Ancient history doesn’t always get much attention in high school and college. Unless you’re a history major or deliberately take ancient history electives, you probably won’t encounter much of the ancient world outside of some brief mentions in Western Civilization 101.
In my opinion, the world of antiquity is far more interesting than medieval history, especially medieval Europe. I’ve never once faced a situation in my life and thought “Oh, thank God I can name all of Henry the VIII’s wives.” I’m getting off topic. Ancient history is at least as important as later history and far more interesting.
Fortunately, you can take some classes at History Podcasts University.
1 — The History of Rome Podcast
The History of Rome is the quintessential ancient history podcast. Many people consider it to be the best. It’s definitely one of the earliest and helped create the genre. Early episodes move a little faster and more surface level; that’s likely because the history of early Rome is pretty sketchy. Most of what we know is from rumor, conjecture, and contemporary quasi-journalism. The narrator becomes more detailed and in-depth as the series progresses. He covers the entire history of ancient Rome in 179 episodes. Each episode is about 20 minutes long. The entire podcast takes 73 hours to consume. Don’t let that intimidate you, though. It’s easy listening and a great introduction to Rome.
2 — The Fall of Civilizations Podcast
Each episode covers a different civilization that collapsed in one sense or another. It does what it says on the tin. The episodes are incredibly in-depth and interesting.
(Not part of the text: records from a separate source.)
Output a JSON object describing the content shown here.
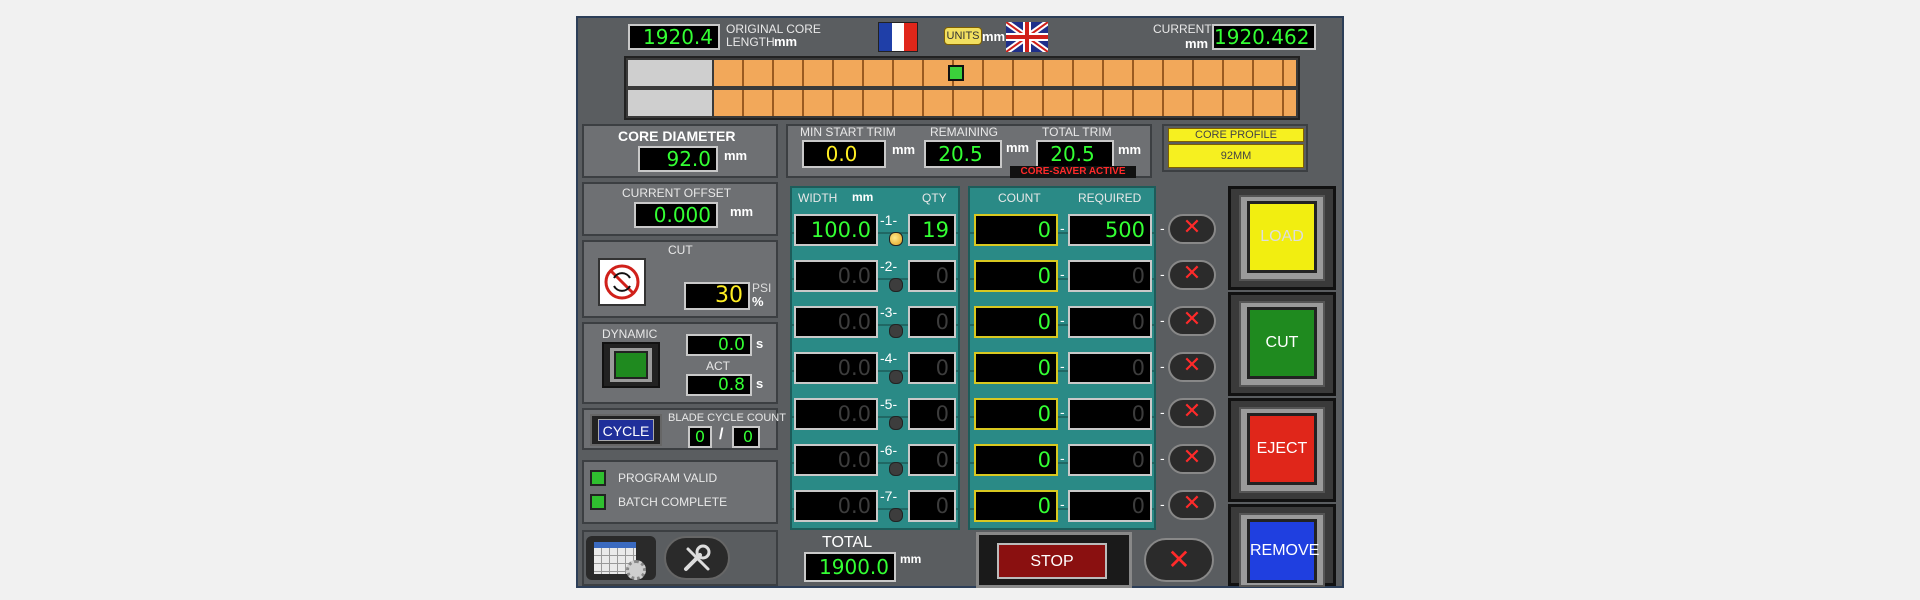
{
  "header": {
    "original_core_value": "1920.4",
    "original_core_label_1": "ORIGINAL CORE",
    "original_core_label_2": "LENGTH",
    "original_core_unit": "mm",
    "units_button": "UNITS",
    "units_value": "mm",
    "current_label": "CURRENT",
    "current_unit": "mm",
    "current_value": "1920.462"
  },
  "core_diameter": {
    "label": "CORE DIAMETER",
    "value": "92.0",
    "unit": "mm"
  },
  "current_offset": {
    "label": "CURRENT OFFSET",
    "value": "0.000",
    "unit": "mm"
  },
  "trim": {
    "min_start_label": "MIN START TRIM",
    "min_start_value": "0.0",
    "min_start_unit": "mm",
    "remaining_label": "REMAINING",
    "remaining_value": "20.5",
    "remaining_unit": "mm",
    "total_label": "TOTAL TRIM",
    "total_value": "20.5",
    "total_unit": "mm",
    "status": "CORE-SAVER ACTIVE"
  },
  "core_profile": {
    "label": "CORE PROFILE",
    "value": "92MM"
  },
  "cut_panel": {
    "label": "CUT",
    "psi_value": "30",
    "psi_unit": "PSI",
    "pct_unit": "%"
  },
  "dynamic_panel": {
    "label": "DYNAMIC",
    "set_value": "0.0",
    "set_unit": "s",
    "act_label": "ACT",
    "act_value": "0.8",
    "act_unit": "s"
  },
  "cycle_panel": {
    "button": "CYCLE",
    "blade_label": "BLADE CYCLE COUNT",
    "count_a": "0",
    "separator": "/",
    "count_b": "0"
  },
  "indicators": {
    "program_valid": "PROGRAM VALID",
    "batch_complete": "BATCH COMPLETE"
  },
  "table": {
    "width_header": "WIDTH",
    "width_unit": "mm",
    "qty_header": "QTY",
    "count_header": "COUNT",
    "required_header": "REQUIRED",
    "rows": [
      {
        "num": "-1-",
        "width": "100.0",
        "qty": "19",
        "count": "0",
        "required": "500",
        "active": true
      },
      {
        "num": "-2-",
        "width": "0.0",
        "qty": "0",
        "count": "0",
        "required": "0",
        "active": false
      },
      {
        "num": "-3-",
        "width": "0.0",
        "qty": "0",
        "count": "0",
        "required": "0",
        "active": false
      },
      {
        "num": "-4-",
        "width": "0.0",
        "qty": "0",
        "count": "0",
        "required": "0",
        "active": false
      },
      {
        "num": "-5-",
        "width": "0.0",
        "qty": "0",
        "count": "0",
        "required": "0",
        "active": false
      },
      {
        "num": "-6-",
        "width": "0.0",
        "qty": "0",
        "count": "0",
        "required": "0",
        "active": false
      },
      {
        "num": "-7-",
        "width": "0.0",
        "qty": "0",
        "count": "0",
        "required": "0",
        "active": false
      }
    ],
    "dash": "-"
  },
  "total": {
    "label": "TOTAL",
    "value": "1900.0",
    "unit": "mm"
  },
  "buttons": {
    "stop": "STOP",
    "load": "LOAD",
    "cut": "CUT",
    "eject": "EJECT",
    "remove": "REMOVE"
  },
  "icons": {
    "x": "✕"
  },
  "colors": {
    "load": "#f2ee10",
    "cut": "#1f8a1f",
    "eject": "#e0261a",
    "remove": "#1f3fe0",
    "stop": "#8a1010",
    "bar_orange": "#f2a85a"
  }
}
Each episode focuses on the factors that led to the civilization falling apart, but that requires complex examinations of the society before it fell. They’re informative and engaging.
Also, unlike some of the narrative podcasts, you can listen to these in any order. I recommend starting with the Aztecs episode. Most episodes are about 90 minutes long.
3 — The History of Byzantium
Inspired by The History of Rome, this podcast continues the story of the Roman Empire. After Rome fell, Byzantium (Istanbul, not Constantinople) became the center of the Roman world. This podcast is designed to follow History of Rome; therefore, the format is similar. Personally, I found the names a little more difficult to hold in my head since I’m so unfamiliar with Greek. The narration is well-paced and informative. Byzantine history is also pretty well-documented, so the narrative of the empire hangs together pretty well as a story. Each episode is about 20 minutes.
4 — Kings and Generals
Kings and Generals is a YouTube channel that produces animated documentaries. Many of their episodes focus on the ancient world, but they detail tons of different historical periods up to the 1970s. The animation is great, the narration is clear and concise, and the subjects are well-chosen. Episodes are about 15 to 30 minutes long.
5 — Historia Civilis
Historia Civilis is a YouTube channel producing explanations of Ancient Roman events. Most of the videos deal with the late Roman Republic but there are explanations for concepts like Roman legions, voting practices, and triumphs. Unlike Kings and Generals, this channel uses very lo-fi animation. The characters (Julius Caesar, Cleopatra, etc) are little boxes moving around on a map. It sounds weird to say, but somehow, the boxes have a lot of personality. The simplicity of the animation also allows the listener to focus on the history. I don’t know if Historia Civilis is the best (how do you quantify such a thing?) but it’s far and away my favorite. Episodes are about 20 to 30 minutes long.
And here is one great Colloquial podcast, The Fire Escape.